SOURCE INFORMATION
###

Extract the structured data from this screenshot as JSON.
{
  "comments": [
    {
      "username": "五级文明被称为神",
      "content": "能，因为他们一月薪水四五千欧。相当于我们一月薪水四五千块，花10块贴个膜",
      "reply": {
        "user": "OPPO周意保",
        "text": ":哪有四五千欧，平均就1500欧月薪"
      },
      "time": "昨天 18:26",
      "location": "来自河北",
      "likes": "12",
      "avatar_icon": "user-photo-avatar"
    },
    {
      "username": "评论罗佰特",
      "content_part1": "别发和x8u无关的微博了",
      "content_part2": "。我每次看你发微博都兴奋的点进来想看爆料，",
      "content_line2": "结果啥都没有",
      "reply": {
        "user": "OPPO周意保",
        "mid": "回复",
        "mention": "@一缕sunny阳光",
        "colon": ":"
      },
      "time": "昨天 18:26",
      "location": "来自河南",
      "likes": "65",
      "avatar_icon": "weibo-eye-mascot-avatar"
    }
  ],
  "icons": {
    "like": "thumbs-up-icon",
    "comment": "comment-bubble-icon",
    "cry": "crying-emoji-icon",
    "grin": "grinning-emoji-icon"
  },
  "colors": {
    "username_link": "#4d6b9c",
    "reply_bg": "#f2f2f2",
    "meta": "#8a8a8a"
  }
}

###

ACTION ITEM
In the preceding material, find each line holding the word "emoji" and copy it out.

OUTPUT OF THE TASK
    "cry": "crying-emoji-icon",
    "grin": "grinning-emoji-icon"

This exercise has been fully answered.